If there’s one thing preventing the Fellow Stagg EKG Pro from taking our top spot as the best electric tea kettle, it’s the fact that it’s obviously geared more toward coffee drinkers. The gooseneck spout, which works just fine for tea, is tailor-made for the circular pours associated with pour-over coffee, and the bulk of the features are coffee-oriented, too. That’s not surprising, given that Fellow’s other flagship product is a coffee grinder, but it’s worth noting. Also worth noting is the Fellow Pro’s WiFi connectivity. Access to updates is one of the most touted features of the new kettle, but I for the life of me could not get them to work, regardless of how many times I deleted and redownloaded the app that's required to access them. Judging from the reviews in the App Store, I’m not the only one who had this problem, so here’s hoping Fellow works out these bugs soon. — Johnny Brayson, Associate Editor

Zwilling Enfinigy Glass Kettle warms fast, providing enough hot water to fill 12 mugs fast, courtesy of its 1500-watt electric charge. The removable tea insert helps brew a pot as the water heats, too, with a built-in timer that can alert you once your chosen steeping period (1-10 minutes) ends. It's also easy to pick up, albeit a little heavy if the kettle is completely full and actively brewing tea.

This kettle is powerful and precise, and it can hold a temperature for quite a while (30 minutes). There's also a speedy pre-boil function, which lets you heat your water almost instantly and let it cool to your desired temp. You are given plenty of control over the device using the touchpad on the front. It takes a little to get used to — sometimes it doesn't respond immediately — but there you can set timers, choose your temperature (6 presets or your custom input) and activate the pre-boil.

The built-in tea chamber and customizable timers help you brew the perfect cup with precision. But the glass chamber, which lets you see your tea evolve as it steeps, captures a lot of condensation as it cools, and even when at room temperature. Then, because it's clear, it gets a little unsightly. Sure, it's a reminder to not let water sit in there unused, but it's not the best-looking countertop kettle. — Evan Malachosky, Associate Editor

The Sowden Kettle is for those who appreciate simplicity. It does one thing — boils water — and it does it while looking good. Designed by George Sowden, the kettle has clean curves and lines, along with tasteful colors. It's a functional design that you don't want to ferret away in a cupboard after using. It can heat up to 1.5 liters of water relatively quickly (about 3 minutes for a pint and 5 minutes for a quart) by simply pushing a lever beneath the handle.

As the kettle comes to a boil, it is louder than some other models, but its greatest feature is a double-walled design that keeps the outer walls cool to the touch (and hot water hotter, longer). The kettle shuts off automatically once the water is boiling, and features a spout that's easy to deliver slow-to-medium pours — if you're looking to dump out water quickly (perhaps to refill), then the spout isn't the fastest option.

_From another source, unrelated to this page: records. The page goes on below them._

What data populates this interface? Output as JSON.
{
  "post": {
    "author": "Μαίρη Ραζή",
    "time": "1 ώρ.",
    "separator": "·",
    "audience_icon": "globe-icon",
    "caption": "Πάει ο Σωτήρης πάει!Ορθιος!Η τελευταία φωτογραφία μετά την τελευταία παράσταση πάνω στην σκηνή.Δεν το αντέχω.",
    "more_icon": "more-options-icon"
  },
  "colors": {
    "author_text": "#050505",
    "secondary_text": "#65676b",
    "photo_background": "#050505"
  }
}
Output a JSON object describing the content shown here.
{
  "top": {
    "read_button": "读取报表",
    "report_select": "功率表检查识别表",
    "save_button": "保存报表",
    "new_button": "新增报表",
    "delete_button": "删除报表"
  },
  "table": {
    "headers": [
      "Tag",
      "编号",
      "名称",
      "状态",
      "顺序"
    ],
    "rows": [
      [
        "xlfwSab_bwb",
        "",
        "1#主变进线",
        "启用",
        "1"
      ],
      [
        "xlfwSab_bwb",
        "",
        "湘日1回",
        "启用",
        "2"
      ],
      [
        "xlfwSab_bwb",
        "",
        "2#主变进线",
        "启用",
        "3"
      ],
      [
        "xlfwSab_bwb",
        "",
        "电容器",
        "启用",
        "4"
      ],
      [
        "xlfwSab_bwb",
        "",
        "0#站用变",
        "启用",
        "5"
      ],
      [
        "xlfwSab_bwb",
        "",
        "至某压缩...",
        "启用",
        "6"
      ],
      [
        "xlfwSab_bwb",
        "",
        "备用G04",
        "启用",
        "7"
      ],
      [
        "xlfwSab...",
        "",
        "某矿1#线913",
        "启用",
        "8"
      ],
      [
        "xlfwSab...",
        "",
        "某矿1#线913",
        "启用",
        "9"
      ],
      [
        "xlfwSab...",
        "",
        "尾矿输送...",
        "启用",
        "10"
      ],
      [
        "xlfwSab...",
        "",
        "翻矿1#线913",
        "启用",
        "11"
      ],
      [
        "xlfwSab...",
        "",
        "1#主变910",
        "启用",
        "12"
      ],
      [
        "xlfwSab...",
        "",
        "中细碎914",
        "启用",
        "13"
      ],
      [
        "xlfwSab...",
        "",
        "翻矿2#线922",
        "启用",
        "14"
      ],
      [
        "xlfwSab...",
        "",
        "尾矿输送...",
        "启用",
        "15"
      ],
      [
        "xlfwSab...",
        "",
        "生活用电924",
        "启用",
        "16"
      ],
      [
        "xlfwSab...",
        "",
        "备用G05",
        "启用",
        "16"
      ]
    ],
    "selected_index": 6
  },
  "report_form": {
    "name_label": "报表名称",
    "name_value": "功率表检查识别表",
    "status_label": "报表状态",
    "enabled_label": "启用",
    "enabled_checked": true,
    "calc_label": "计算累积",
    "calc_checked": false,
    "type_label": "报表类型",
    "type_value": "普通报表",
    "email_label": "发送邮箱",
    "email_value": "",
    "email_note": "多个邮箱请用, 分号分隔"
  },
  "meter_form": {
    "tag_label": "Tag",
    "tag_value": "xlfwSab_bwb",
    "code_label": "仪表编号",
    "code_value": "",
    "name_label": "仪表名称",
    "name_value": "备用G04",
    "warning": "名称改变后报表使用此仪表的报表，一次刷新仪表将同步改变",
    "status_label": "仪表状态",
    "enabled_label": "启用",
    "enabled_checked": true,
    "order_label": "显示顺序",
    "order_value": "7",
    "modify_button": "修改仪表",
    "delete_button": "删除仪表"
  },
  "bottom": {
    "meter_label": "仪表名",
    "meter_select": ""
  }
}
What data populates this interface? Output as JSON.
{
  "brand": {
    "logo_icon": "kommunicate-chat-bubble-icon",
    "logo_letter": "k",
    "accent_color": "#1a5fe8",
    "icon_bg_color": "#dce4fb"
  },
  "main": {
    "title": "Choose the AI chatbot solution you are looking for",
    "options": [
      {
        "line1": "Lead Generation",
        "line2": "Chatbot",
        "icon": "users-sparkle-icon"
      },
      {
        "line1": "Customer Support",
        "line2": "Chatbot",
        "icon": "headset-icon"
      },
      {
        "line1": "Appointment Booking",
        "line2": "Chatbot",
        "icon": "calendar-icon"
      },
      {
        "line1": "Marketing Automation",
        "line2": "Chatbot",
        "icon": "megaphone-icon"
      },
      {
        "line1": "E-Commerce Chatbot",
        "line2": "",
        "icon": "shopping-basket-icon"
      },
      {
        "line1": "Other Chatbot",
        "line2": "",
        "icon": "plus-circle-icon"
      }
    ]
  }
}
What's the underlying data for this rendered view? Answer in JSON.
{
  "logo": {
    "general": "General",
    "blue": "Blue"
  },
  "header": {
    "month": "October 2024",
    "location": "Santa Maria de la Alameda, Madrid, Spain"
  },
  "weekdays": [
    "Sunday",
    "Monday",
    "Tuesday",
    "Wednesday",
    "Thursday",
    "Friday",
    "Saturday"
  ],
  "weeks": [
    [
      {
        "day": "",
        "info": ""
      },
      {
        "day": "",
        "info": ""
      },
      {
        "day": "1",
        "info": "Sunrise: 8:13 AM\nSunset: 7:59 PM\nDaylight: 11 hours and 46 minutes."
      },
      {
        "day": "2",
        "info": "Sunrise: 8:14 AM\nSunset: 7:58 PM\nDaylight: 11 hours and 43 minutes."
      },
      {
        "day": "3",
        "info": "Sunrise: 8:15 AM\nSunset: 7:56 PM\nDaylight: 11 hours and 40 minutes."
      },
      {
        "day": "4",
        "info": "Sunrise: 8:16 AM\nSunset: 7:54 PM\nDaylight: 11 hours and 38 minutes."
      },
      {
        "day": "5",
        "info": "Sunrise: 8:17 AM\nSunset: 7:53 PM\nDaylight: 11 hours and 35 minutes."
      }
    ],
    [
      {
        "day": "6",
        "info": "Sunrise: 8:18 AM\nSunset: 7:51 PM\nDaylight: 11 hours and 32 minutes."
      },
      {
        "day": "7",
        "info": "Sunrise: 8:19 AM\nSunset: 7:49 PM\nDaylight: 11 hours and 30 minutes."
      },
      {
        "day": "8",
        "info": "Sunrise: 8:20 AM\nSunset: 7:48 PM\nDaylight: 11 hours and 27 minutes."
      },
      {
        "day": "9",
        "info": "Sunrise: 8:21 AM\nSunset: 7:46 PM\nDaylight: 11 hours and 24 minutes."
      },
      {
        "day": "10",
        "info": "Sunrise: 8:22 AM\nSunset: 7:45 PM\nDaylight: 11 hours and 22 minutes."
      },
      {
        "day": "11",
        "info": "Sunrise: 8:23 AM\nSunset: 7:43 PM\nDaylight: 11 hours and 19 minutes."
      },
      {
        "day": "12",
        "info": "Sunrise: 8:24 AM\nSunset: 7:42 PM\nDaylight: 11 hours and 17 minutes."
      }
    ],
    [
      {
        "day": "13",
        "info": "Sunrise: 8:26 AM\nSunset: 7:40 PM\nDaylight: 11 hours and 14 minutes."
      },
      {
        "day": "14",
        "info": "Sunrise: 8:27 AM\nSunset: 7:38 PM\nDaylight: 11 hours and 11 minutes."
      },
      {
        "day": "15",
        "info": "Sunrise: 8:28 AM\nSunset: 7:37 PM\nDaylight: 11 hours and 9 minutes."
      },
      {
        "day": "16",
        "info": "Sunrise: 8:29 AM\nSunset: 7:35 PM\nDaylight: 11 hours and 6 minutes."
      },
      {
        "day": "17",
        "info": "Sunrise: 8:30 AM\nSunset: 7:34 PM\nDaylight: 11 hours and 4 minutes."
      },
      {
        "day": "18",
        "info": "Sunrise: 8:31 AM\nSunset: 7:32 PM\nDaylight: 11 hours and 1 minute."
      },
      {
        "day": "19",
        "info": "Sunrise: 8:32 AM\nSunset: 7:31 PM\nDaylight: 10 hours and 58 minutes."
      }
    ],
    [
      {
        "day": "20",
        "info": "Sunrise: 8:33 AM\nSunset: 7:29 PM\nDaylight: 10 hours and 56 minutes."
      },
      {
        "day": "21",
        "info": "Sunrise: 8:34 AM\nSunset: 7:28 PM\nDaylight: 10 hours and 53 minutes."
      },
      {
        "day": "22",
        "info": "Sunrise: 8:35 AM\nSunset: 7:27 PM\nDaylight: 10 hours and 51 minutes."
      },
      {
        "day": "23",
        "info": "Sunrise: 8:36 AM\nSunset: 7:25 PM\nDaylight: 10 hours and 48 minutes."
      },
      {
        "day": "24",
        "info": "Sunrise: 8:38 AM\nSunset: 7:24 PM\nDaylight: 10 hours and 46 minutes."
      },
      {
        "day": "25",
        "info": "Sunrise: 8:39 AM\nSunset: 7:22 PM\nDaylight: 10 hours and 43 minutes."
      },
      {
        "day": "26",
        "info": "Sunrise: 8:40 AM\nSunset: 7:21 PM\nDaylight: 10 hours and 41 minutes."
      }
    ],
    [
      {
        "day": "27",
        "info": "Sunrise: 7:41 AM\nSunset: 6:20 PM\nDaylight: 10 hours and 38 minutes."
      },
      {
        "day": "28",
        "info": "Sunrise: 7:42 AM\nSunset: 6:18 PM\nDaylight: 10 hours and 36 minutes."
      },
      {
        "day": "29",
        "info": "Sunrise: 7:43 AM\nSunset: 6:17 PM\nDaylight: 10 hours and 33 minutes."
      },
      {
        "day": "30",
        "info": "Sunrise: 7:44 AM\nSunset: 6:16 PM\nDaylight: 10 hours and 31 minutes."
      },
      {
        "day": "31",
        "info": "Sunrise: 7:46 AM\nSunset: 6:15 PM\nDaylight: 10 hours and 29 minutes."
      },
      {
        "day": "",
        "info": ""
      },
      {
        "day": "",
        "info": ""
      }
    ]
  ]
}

Perhaps my only worry with the simple design is that the lid's latching mechanism has plastic latches that fit into the body's metal interior walls. In the short term, this isn't an issue, but not knowing how the plastic will react after years of use, I wonder about whether these small parts will remain intact in a decade. — John Zientek, Senior Editor